As more and more families turn to microschools as an alternative to traditional schooling, the demand for high-quality, sustainable microschools is on the rise. However, creating and running a successful microschool requires careful planning, organization, and a solid business model. In this article, we’ll explore the key elements of a sustainable business model for microschools and offer tips and advice for microschool owners.
What is a Sustainable Business Model?
A sustainable business model is a strategy for creating and maintaining a profitable business while ensuring that it meets the needs of its stakeholders and is socially and environmentally responsible. In the context of microschools, a sustainable business model is one that allows the microschool to provide high-quality education while also remaining financially viable in the long term.
Elements of a Sustainable Business Model for Microschools
- Identify Your Target Market
The first step in creating a sustainable business model for your microschool is to identify your target market. This will help you to understand the needs and preferences of your potential customers and design your school accordingly. Some factors to consider when identifying your target market include:
- Age range of students
- Learning style preferences of students and parents
- Location of the school
- Demographics of the community
- Income level of potential customers
- Define Your Unique Value Proposition
Once you have identified your target market, you need to define your unique value proposition. This is what sets your microschool apart from other schools and is the reason why parents should choose your school over others. Some examples of unique value propositions for microschools include:
- A focus on a specific subject area or teaching method
- Small class sizes and personalized attention for each student
- A strong emphasis on social-emotional learning
- Integration of technology and online learning tools
- Create a Budget
Creating a budget is an important step in creating a sustainable business model for your microschool. This will help you to understand the financial requirements of running your school and ensure that you are able to meet your expenses while still generating a profit. Some expenses to consider when creating a budget include:
- Rent or mortgage payments for the school building
- Salaries and benefits for teachers and staff
- Curriculum and teaching materials
- Technology and equipment
- Insurance and legal fees
- Marketing and advertising expenses
- Establish Tuition Fees
Once you have created a budget, you need to establish tuition fees for your microschool. These fees should be set at a level that allows you to cover your expenses while remaining competitive with other schools in your area. Some factors to consider when setting tuition fees include:
- The cost of running the school
- The income level of potential customers
- The level of demand for your school
- Consider Alternative Revenue Streams
In addition to tuition fees, there are several alternative revenue streams that microschool owners can consider to generate additional income.
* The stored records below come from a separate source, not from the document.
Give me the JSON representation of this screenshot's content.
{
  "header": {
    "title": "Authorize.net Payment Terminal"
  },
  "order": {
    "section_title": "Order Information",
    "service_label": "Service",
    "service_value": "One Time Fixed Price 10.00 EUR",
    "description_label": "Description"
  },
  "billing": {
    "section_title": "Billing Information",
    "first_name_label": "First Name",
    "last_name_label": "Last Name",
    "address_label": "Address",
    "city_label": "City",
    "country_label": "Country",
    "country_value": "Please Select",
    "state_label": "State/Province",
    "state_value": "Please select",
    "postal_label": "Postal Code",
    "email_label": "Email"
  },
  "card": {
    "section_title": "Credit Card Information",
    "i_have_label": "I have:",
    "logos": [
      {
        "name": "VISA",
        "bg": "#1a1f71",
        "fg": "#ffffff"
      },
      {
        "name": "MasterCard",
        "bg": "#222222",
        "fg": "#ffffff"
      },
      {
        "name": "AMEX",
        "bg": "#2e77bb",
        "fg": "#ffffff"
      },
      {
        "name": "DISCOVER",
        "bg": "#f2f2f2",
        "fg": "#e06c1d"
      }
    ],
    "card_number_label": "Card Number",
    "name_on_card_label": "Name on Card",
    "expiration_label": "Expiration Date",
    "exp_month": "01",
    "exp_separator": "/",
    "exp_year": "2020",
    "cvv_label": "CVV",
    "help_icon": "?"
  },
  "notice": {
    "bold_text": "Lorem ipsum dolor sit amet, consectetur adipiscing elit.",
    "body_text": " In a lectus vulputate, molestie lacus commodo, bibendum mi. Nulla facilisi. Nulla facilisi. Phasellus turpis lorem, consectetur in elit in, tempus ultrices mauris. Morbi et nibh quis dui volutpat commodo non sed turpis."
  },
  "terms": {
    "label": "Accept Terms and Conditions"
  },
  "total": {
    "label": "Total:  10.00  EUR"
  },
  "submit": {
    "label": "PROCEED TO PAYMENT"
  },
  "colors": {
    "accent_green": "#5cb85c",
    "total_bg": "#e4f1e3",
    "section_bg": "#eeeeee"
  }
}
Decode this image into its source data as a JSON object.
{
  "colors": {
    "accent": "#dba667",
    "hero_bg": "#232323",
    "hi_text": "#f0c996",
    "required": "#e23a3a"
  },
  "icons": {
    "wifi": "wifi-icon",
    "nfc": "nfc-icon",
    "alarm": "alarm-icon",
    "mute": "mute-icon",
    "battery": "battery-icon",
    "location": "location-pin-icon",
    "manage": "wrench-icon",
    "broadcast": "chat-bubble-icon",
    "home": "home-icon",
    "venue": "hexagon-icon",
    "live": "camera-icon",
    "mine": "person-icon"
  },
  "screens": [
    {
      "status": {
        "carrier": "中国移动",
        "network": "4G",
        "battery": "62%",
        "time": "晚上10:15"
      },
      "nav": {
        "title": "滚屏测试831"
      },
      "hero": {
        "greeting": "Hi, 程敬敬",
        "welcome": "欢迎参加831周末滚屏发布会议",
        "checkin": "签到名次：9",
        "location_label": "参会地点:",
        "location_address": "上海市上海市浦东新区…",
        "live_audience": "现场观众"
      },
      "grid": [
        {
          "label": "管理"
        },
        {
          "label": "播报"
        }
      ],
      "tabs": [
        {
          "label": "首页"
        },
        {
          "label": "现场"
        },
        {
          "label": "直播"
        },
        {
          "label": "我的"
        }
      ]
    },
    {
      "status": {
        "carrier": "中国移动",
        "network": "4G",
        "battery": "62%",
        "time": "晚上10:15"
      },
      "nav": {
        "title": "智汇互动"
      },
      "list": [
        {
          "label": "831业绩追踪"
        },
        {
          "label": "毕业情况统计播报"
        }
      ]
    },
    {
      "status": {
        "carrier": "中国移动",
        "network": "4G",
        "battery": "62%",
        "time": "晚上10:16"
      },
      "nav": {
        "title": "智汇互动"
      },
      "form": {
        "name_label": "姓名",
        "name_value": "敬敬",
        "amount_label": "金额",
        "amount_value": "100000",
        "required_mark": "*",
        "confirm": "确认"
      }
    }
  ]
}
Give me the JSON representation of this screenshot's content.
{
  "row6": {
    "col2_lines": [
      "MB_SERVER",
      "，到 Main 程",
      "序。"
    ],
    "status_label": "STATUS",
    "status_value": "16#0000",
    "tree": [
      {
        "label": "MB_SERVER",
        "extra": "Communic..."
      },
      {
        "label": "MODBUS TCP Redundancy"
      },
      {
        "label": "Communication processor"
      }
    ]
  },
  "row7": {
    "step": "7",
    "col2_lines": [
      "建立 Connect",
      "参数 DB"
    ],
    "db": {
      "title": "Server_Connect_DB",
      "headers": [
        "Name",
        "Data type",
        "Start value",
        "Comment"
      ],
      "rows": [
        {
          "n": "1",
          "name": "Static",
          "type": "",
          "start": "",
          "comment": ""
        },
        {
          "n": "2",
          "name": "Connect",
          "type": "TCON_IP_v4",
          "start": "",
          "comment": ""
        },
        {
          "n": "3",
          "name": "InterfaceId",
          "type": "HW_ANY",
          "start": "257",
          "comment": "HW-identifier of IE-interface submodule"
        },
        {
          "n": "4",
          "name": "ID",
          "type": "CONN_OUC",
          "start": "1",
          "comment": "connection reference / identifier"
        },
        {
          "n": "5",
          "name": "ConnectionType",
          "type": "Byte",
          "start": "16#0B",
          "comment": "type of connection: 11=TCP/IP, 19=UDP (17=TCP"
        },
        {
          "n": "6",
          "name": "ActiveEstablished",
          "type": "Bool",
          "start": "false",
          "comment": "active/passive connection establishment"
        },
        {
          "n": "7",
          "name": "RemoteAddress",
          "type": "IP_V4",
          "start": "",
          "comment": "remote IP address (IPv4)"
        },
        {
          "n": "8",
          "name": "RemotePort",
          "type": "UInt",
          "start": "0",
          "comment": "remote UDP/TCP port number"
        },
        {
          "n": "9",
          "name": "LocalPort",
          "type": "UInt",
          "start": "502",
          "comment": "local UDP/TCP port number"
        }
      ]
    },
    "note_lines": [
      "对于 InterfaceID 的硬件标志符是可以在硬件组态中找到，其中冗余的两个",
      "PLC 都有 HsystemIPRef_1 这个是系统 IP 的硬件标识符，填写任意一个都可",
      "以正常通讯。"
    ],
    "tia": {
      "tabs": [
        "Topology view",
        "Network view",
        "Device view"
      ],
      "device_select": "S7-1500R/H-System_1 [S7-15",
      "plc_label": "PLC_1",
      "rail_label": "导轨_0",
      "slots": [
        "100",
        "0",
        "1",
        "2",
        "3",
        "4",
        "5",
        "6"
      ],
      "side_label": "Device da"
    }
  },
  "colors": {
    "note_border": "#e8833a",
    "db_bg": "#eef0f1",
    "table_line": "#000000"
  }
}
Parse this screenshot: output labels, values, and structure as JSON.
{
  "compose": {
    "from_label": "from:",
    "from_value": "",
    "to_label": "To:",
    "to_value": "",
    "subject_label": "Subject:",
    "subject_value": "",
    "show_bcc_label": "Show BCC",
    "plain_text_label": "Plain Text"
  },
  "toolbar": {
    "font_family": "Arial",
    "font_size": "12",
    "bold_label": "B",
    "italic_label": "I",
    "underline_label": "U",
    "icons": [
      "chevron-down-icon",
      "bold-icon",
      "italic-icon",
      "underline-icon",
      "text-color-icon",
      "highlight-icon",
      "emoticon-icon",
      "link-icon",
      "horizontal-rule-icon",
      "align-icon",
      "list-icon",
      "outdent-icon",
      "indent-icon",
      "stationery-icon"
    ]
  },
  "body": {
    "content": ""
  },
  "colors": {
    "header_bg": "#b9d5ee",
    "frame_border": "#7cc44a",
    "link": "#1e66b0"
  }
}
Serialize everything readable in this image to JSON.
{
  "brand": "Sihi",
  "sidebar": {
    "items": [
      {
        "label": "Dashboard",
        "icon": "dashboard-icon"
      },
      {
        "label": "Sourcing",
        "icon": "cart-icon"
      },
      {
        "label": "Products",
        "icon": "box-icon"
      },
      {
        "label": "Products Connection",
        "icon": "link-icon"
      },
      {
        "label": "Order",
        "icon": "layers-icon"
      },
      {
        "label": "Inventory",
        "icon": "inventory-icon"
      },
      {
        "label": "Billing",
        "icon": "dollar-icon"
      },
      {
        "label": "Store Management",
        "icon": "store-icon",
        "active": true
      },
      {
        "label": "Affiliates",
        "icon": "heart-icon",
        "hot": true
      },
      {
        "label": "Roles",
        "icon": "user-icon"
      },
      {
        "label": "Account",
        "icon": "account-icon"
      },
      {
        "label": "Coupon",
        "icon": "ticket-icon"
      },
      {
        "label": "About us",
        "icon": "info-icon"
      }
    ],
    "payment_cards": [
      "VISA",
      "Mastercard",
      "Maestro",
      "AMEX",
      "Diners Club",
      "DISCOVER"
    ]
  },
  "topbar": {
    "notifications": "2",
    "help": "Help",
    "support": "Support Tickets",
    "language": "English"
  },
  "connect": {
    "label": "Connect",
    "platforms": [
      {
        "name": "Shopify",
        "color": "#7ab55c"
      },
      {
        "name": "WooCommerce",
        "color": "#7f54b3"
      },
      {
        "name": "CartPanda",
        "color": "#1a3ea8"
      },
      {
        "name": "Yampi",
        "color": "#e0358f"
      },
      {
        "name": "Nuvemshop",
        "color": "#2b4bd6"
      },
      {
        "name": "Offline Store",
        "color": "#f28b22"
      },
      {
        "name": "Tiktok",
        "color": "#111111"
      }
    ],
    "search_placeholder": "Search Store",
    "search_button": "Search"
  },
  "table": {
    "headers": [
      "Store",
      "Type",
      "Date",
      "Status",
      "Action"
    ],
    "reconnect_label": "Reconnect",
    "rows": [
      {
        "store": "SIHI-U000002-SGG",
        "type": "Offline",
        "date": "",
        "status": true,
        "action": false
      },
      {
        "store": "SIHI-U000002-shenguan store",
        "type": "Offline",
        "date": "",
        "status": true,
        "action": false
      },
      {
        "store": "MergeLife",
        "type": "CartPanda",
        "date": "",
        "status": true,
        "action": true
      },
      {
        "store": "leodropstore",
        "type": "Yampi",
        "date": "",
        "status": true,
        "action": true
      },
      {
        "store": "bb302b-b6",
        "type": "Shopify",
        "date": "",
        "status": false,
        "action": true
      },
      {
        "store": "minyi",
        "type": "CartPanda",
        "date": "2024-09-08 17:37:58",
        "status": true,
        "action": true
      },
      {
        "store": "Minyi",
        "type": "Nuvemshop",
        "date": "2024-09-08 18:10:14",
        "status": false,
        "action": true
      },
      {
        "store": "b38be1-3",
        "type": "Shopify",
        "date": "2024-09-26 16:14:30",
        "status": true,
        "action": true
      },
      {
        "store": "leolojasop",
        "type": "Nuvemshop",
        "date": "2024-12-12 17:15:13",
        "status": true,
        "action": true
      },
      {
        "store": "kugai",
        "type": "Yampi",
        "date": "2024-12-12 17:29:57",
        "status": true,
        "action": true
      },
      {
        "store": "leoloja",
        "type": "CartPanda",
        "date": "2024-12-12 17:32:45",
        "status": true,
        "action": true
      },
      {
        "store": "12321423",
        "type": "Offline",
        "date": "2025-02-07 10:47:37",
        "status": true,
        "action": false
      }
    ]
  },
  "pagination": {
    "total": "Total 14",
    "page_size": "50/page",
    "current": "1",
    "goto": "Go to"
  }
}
Some examples include:
- After-school programs and camps
- Rental of the school building to other organizations
- Online courses and workshops
- Grants and donations
Omella is an intuitive Microschool platform that simplifies payment and form processes, allowing microschool owners to save on credit card fees and hundreds of hours per month. Whether it's a $10,000 tuition payment or forms and waivers, Omella makes it easy to accept payments and collect information with over 100 ready-to-use templates for microschools. These templates include forms for waivers, pickup authorization, allergy notification, Chromebook checkout agreement, and more.
One of Omella's greatest advantages is its user-friendly interface, designed to be accessible for both school owners and parents/students. With just a few minutes of setup time, you can start using the platform right away, without needing any technical expertise or training.